IoT (and ‘M2M’ before that) has always been a very international opportunity. Connected devices are generally no respecters of international borders. Historically IoT dealt with these requirements through roaming. In that respect IoT always has been something of an ‘over-the-top’ play with CSPs and VARs providing services typically over someone else’s network with little interaction with the network providers. The motivation for this was obvious. No single operator covers the globe, or even the majority of it, and so any multi-country deployment always required an approach to connectivity that embraced both the CSP’s own networks and use of those of third parties.
In the last few years a number of alliances have been introduced to enable multiple CSPs to collaborate to provide seamless connectivity across multiple territories. While still patchy, these initiatives, such as the Global M2M Association and the M2M World Alliance, were heralded as the great hope for international connectivity.
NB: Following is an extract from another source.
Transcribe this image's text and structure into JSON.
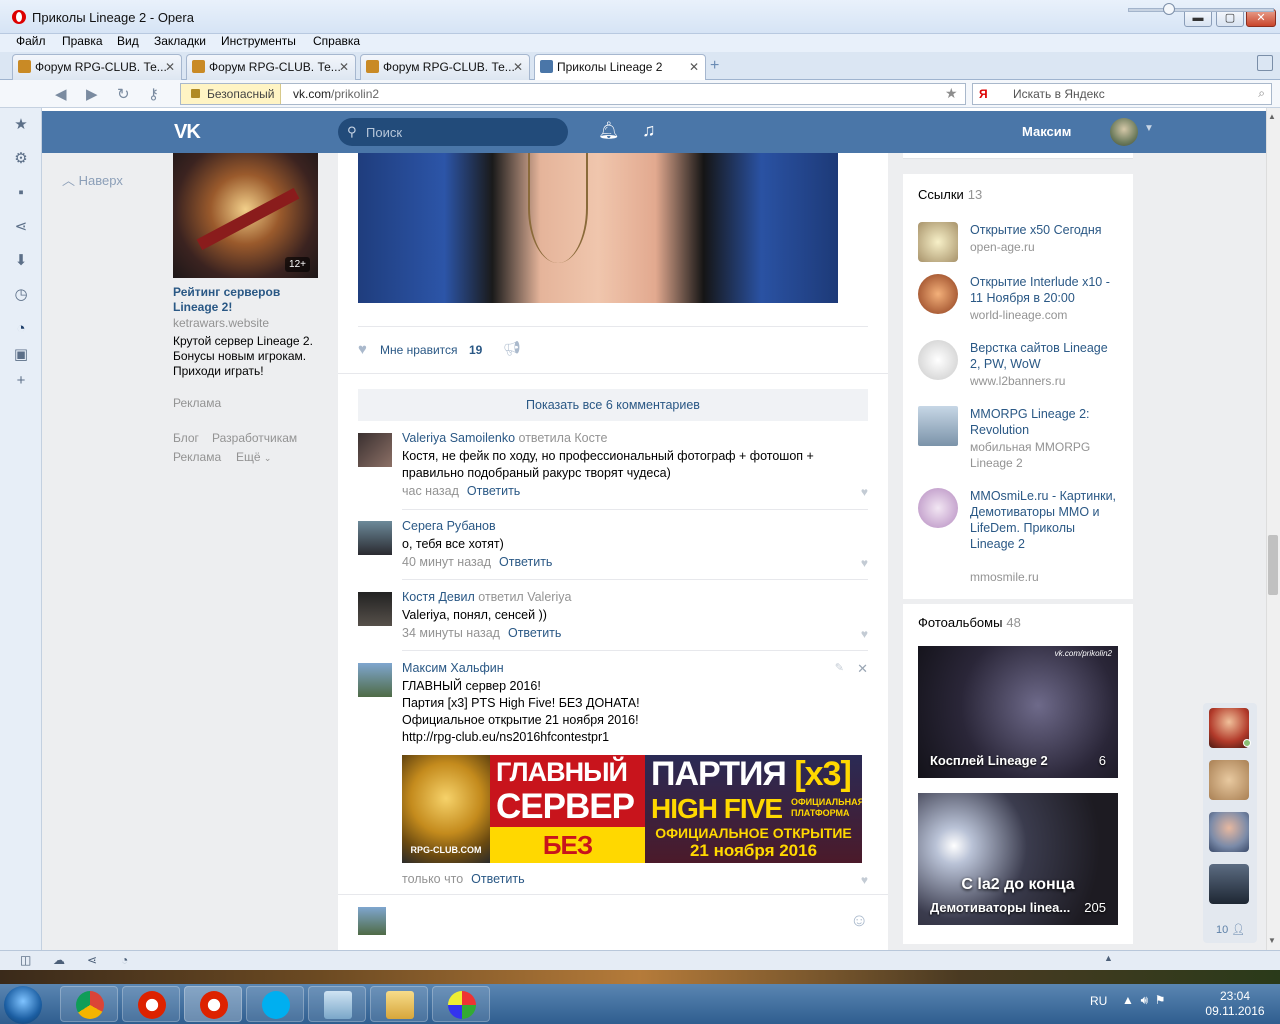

While laudable, these alliances have so far failed to deliver the goods in terms of significant contracts. Most CSPs have recognised that a different approach is necessary.
The approaches taken have varied. One has seen those CSPs with a more sophisticated offering reaching out to smaller CSPs around the world to almost outsource the CSP IoT offering. The IoT offering in most countries around the world is relatively unsophisticated, and given the scarcity of resources at most tier 2 operators in emerging markets, that is unlikely to change much. The typical IoT ‘strategy’ for most smaller global operators is to sign up with Ericsson or Jasper and have a person or two with an M2M/IoT remit; which is never going to be sufficient to meet the opportunity. As such these players are crying out for help and support. We expect other variations on this type of model in the coming few years, with experienced CSPs providing products, support and technical capabilities to smaller local operators. So we expect the leading global CSPs such as Vodafone, AT&T, Telefonica and Deutsche Telekom to reach out around the world with their offerings. And this is happening already: Vodafone with its Partner Programme and licensing of GDSP, and AT&T licensing Digital Life are just the start. We can anticipate other CSPs looking to export in areas where they are strong, e.g. Telefonica in retail or smart cities. This thinking is not limited to CSPs. Value added resellers also have a great potential opportunity here. One example is provided by Aeris, which in July 2016 announced a joint venture with Softbank in Japan.
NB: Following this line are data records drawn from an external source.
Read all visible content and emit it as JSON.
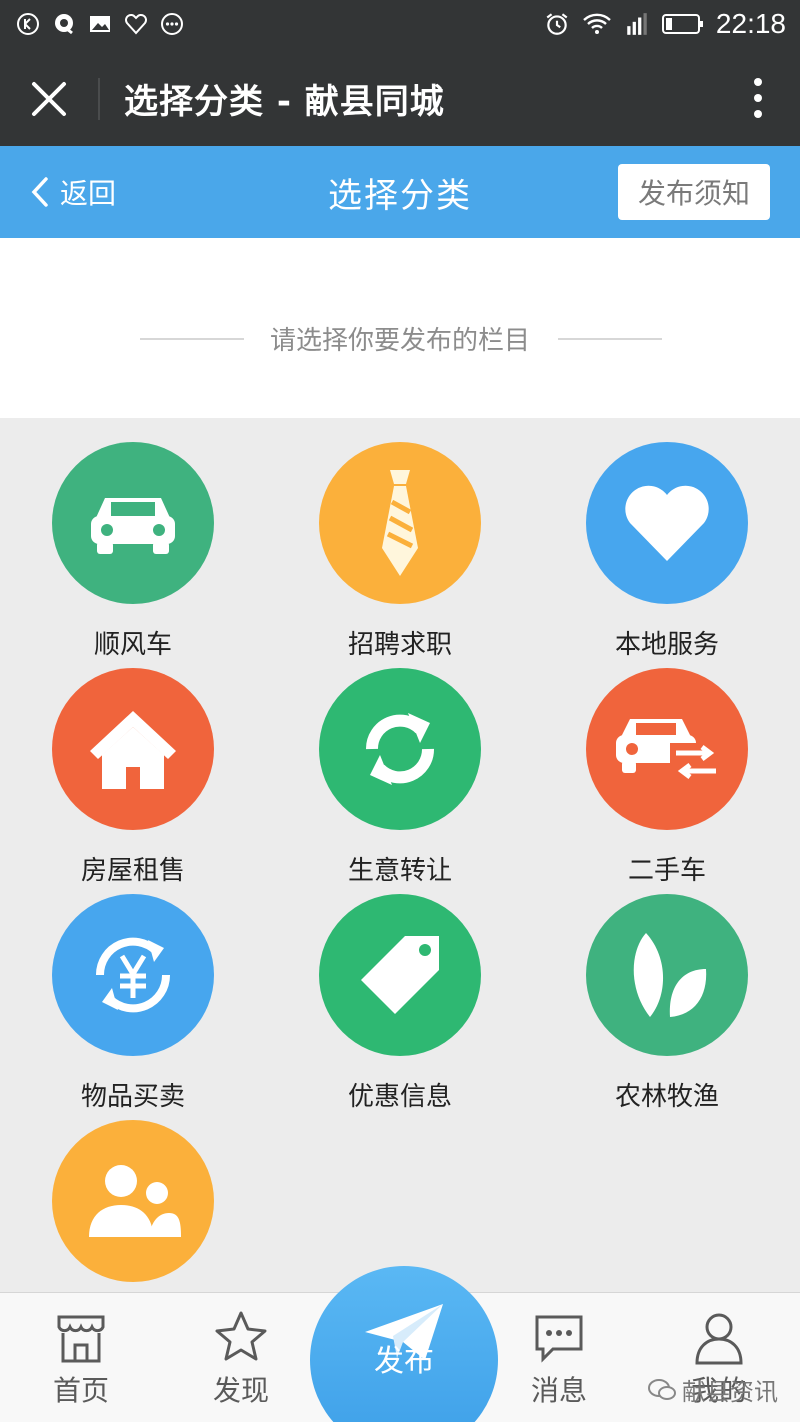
{
  "status_bar": {
    "time": "22:18"
  },
  "window": {
    "title": "选择分类 - 献县同城"
  },
  "header": {
    "back_label": "返回",
    "title": "选择分类",
    "notice_button": "发布须知"
  },
  "subtitle": "请选择你要发布的栏目",
  "categories": [
    {
      "label": "顺风车",
      "icon": "car-icon",
      "color": "#3fb27f"
    },
    {
      "label": "招聘求职",
      "icon": "tie-icon",
      "color": "#fbb03b"
    },
    {
      "label": "本地服务",
      "icon": "heart-icon",
      "color": "#47a6ee"
    },
    {
      "label": "房屋租售",
      "icon": "house-icon",
      "color": "#f0643c"
    },
    {
      "label": "生意转让",
      "icon": "refresh-icon",
      "color": "#2eb872"
    },
    {
      "label": "二手车",
      "icon": "car-transfer-icon",
      "color": "#f0643c"
    },
    {
      "label": "物品买卖",
      "icon": "yen-cycle-icon",
      "color": "#47a6ee"
    },
    {
      "label": "优惠信息",
      "icon": "tag-icon",
      "color": "#2eb872"
    },
    {
      "label": "农林牧渔",
      "icon": "leaf-icon",
      "color": "#3fb27f"
    },
    {
      "label": "",
      "icon": "users-icon",
      "color": "#fbb03b"
    }
  ],
  "bottom_nav": {
    "home": "首页",
    "discover": "发现",
    "publish": "发布",
    "messages": "消息",
    "mine": "我的"
  },
  "watermark": "献县资讯"
}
Another approach is characterised by Tele2, which is one of our CSPs to watch for the coming year. The strategy there is a horizontal one to focus on providing connectivity and partnering with third parties for the value-added element of the proposition. The corporate thinking is not to be limited to the facilities-based footprint; if anything quite the reverse. As such the strategy is moving away from being predicated on being a ‘Swedish’ (or anywhere else) operator. In fact much of what they are doing is reminiscent of VARs.
For many years we have been of the opinion that IoT business units within CSPs would be better served as independent units unwedded to a particular access technology or network. Gradually through some of these developments CSPs seem to be making this move.
The author of this blog is Matt Hatton, Founder & CEO, Machina Research